### Assignment
Please write out every entry below exactly, leaving out any pictures.

### Exercise input

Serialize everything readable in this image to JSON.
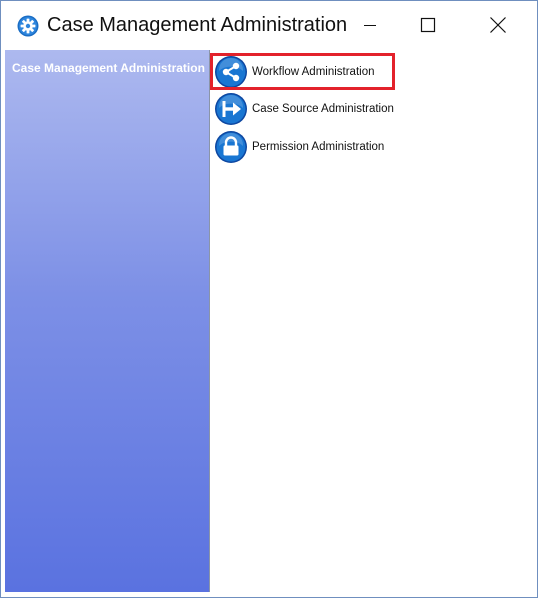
{
  "window": {
    "title": "Case Management Administration",
    "app_icon": "gear-icon",
    "controls": {
      "minimize": "minimize-icon",
      "maximize": "maximize-icon",
      "close": "close-icon"
    }
  },
  "sidebar": {
    "title": "Case Management Administration"
  },
  "items": [
    {
      "label": "Workflow Administration",
      "icon": "share-nodes-icon",
      "highlighted": true
    },
    {
      "label": "Case Source Administration",
      "icon": "arrow-exit-icon",
      "highlighted": false
    },
    {
      "label": "Permission Administration",
      "icon": "lock-icon",
      "highlighted": false
    }
  ],
  "colors": {
    "highlight_border": "#e3222b",
    "sidebar_gradient_top": "#adb9ef",
    "sidebar_gradient_bottom": "#5a72e0",
    "icon_blue": "#1565c0"
  }
}
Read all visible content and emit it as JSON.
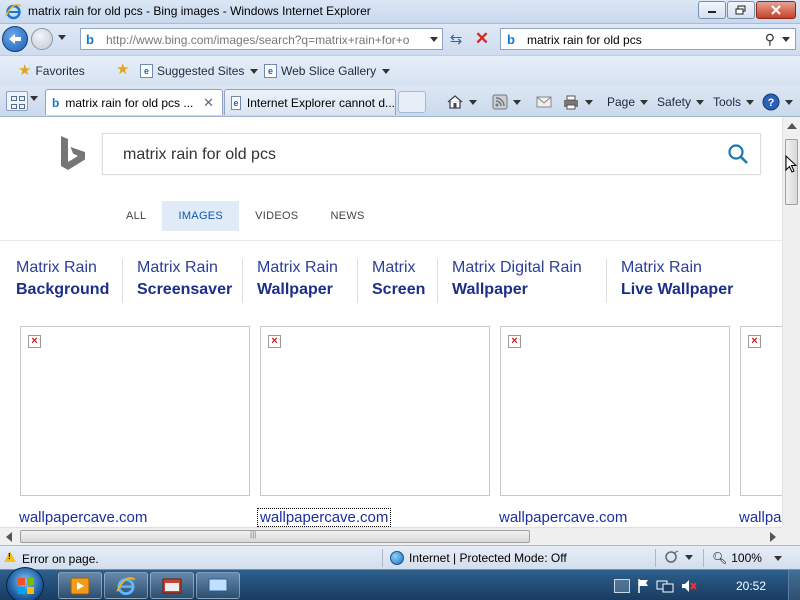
{
  "window": {
    "title": "matrix rain for old pcs - Bing images - Windows Internet Explorer"
  },
  "address_bar": {
    "url": "http://www.bing.com/images/search?q=matrix+rain+for+o"
  },
  "search_box": {
    "value": "matrix rain for old pcs"
  },
  "favorites_bar": {
    "favorites_label": "Favorites",
    "suggested_sites_label": "Suggested Sites",
    "web_slice_label": "Web Slice Gallery"
  },
  "tabs": [
    {
      "label": "matrix rain for old pcs ...",
      "active": true
    },
    {
      "label": "Internet Explorer cannot d...",
      "active": false
    }
  ],
  "command_bar": {
    "page_label": "Page",
    "safety_label": "Safety",
    "tools_label": "Tools"
  },
  "bing": {
    "query": "matrix rain for old pcs",
    "scopes": [
      {
        "label": "ALL",
        "active": false
      },
      {
        "label": "IMAGES",
        "active": true
      },
      {
        "label": "VIDEOS",
        "active": false
      },
      {
        "label": "NEWS",
        "active": false
      }
    ],
    "related": [
      {
        "line1": "Matrix Rain",
        "line2": "Background"
      },
      {
        "line1": "Matrix Rain",
        "line2": "Screensaver"
      },
      {
        "line1": "Matrix Rain",
        "line2": "Wallpaper"
      },
      {
        "line1": "Matrix",
        "line2": "Screen"
      },
      {
        "line1": "Matrix Digital Rain",
        "line2": "Wallpaper"
      },
      {
        "line1": "Matrix Rain",
        "line2": "Live Wallpaper"
      }
    ],
    "results": [
      {
        "source": "wallpapercave.com"
      },
      {
        "source": "wallpapercave.com"
      },
      {
        "source": "wallpapercave.com"
      },
      {
        "source": "wallpa"
      }
    ]
  },
  "status_bar": {
    "message": "Error on page.",
    "zone": "Internet | Protected Mode: Off",
    "zoom": "100%"
  },
  "taskbar": {
    "clock": "20:52"
  },
  "colors": {
    "link": "#1a2fa0",
    "scope_active": "#0c57b8",
    "bing_logo": "#767676"
  }
}
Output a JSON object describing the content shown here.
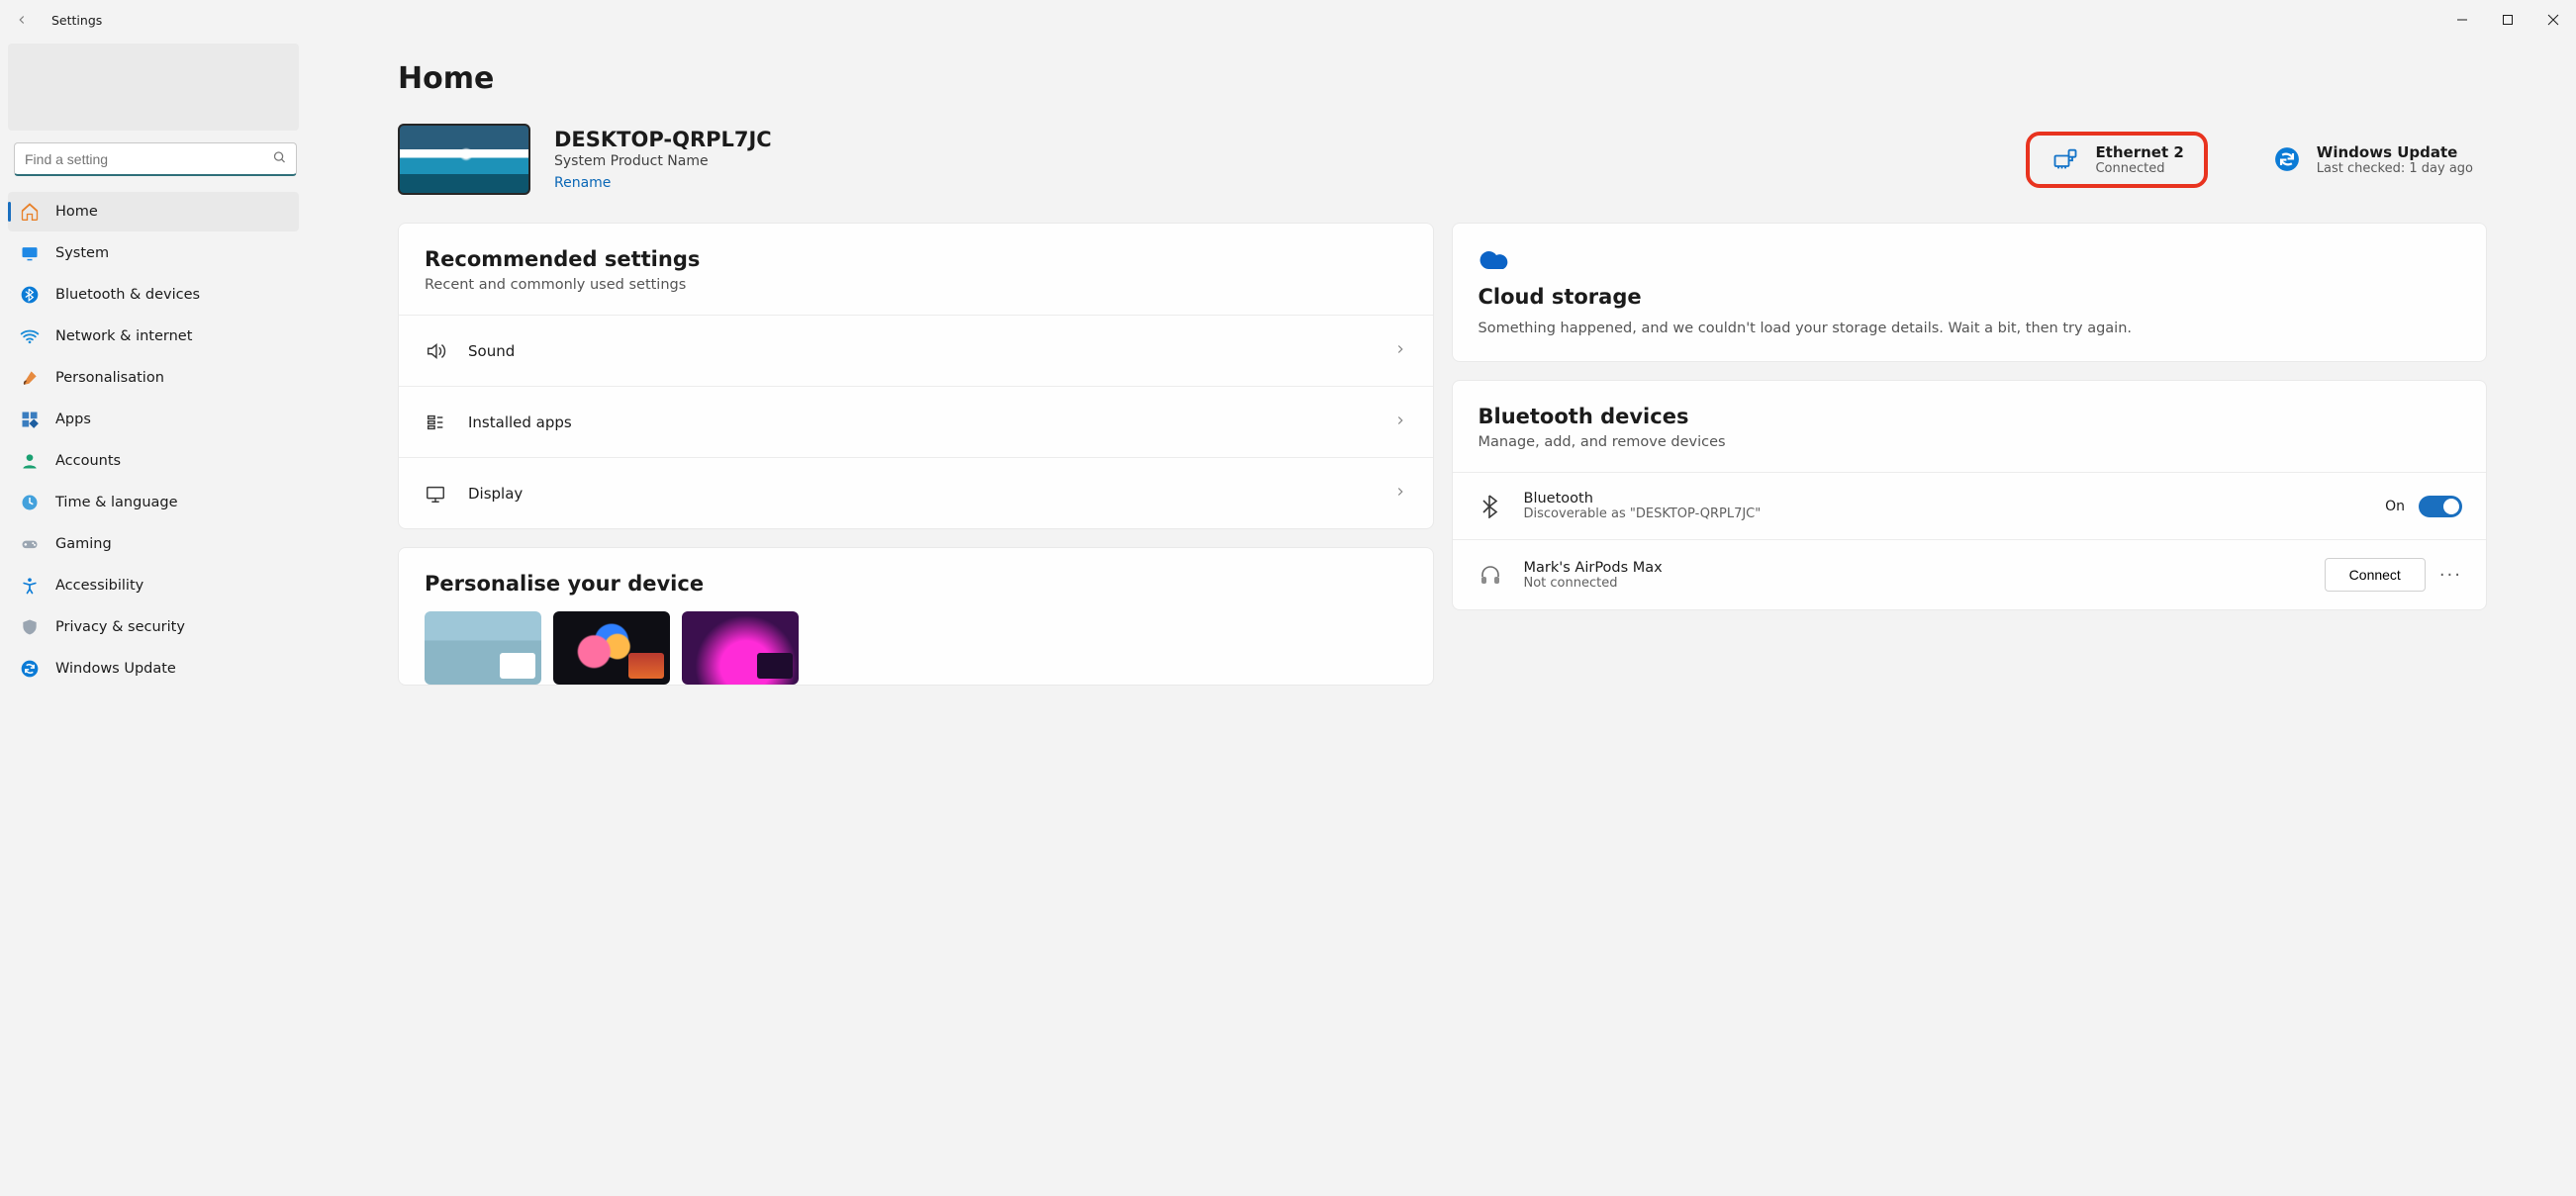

### Solution to this task
Serialize everything readable in this image to JSON.
{
  "window": {
    "title": "Case Management Administration",
    "app_icon": "gear-icon",
    "controls": {
      "minimize": "minimize-icon",
      "maximize": "maximize-icon",
      "close": "close-icon"
    }
  },
  "sidebar": {
    "title": "Case Management Administration"
  },
  "items": [
    {
      "label": "Workflow Administration",
      "icon": "share-nodes-icon",
      "highlighted": true
    },
    {
      "label": "Case Source Administration",
      "icon": "arrow-exit-icon",
      "highlighted": false
    },
    {
      "label": "Permission Administration",
      "icon": "lock-icon",
      "highlighted": false
    }
  ],
  "colors": {
    "highlight_border": "#e3222b",
    "sidebar_gradient_top": "#adb9ef",
    "sidebar_gradient_bottom": "#5a72e0",
    "icon_blue": "#1565c0"
  }
}
Read all visible content and emit it as JSON.
{
  "window": {
    "title": "matrix rain for old pcs - Bing images - Windows Internet Explorer"
  },
  "address_bar": {
    "url": "http://www.bing.com/images/search?q=matrix+rain+for+o"
  },
  "search_box": {
    "value": "matrix rain for old pcs"
  },
  "favorites_bar": {
    "favorites_label": "Favorites",
    "suggested_sites_label": "Suggested Sites",
    "web_slice_label": "Web Slice Gallery"
  },
  "tabs": [
    {
      "label": "matrix rain for old pcs ...",
      "active": true
    },
    {
      "label": "Internet Explorer cannot d...",
      "active": false
    }
  ],
  "command_bar": {
    "page_label": "Page",
    "safety_label": "Safety",
    "tools_label": "Tools"
  },
  "bing": {
    "query": "matrix rain for old pcs",
    "scopes": [
      {
        "label": "ALL",
        "active": false
      },
      {
        "label": "IMAGES",
        "active": true
      },
      {
        "label": "VIDEOS",
        "active": false
      },
      {
        "label": "NEWS",
        "active": false
      }
    ],
    "related": [
      {
        "line1": "Matrix Rain",
        "line2": "Background"
      },
      {
        "line1": "Matrix Rain",
        "line2": "Screensaver"
      },
      {
        "line1": "Matrix Rain",
        "line2": "Wallpaper"
      },
      {
        "line1": "Matrix",
        "line2": "Screen"
      },
      {
        "line1": "Matrix Digital Rain",
        "line2": "Wallpaper"
      },
      {
        "line1": "Matrix Rain",
        "line2": "Live Wallpaper"
      }
    ],
    "results": [
      {
        "source": "wallpapercave.com"
      },
      {
        "source": "wallpapercave.com"
      },
      {
        "source": "wallpapercave.com"
      },
      {
        "source": "wallpa"
      }
    ]
  },
  "status_bar": {
    "message": "Error on page.",
    "zone": "Internet | Protected Mode: Off",
    "zoom": "100%"
  },
  "taskbar": {
    "clock": "20:52"
  },
  "colors": {
    "link": "#1a2fa0",
    "scope_active": "#0c57b8",
    "bing_logo": "#767676"
  }
}
Output a JSON object describing the content shown here.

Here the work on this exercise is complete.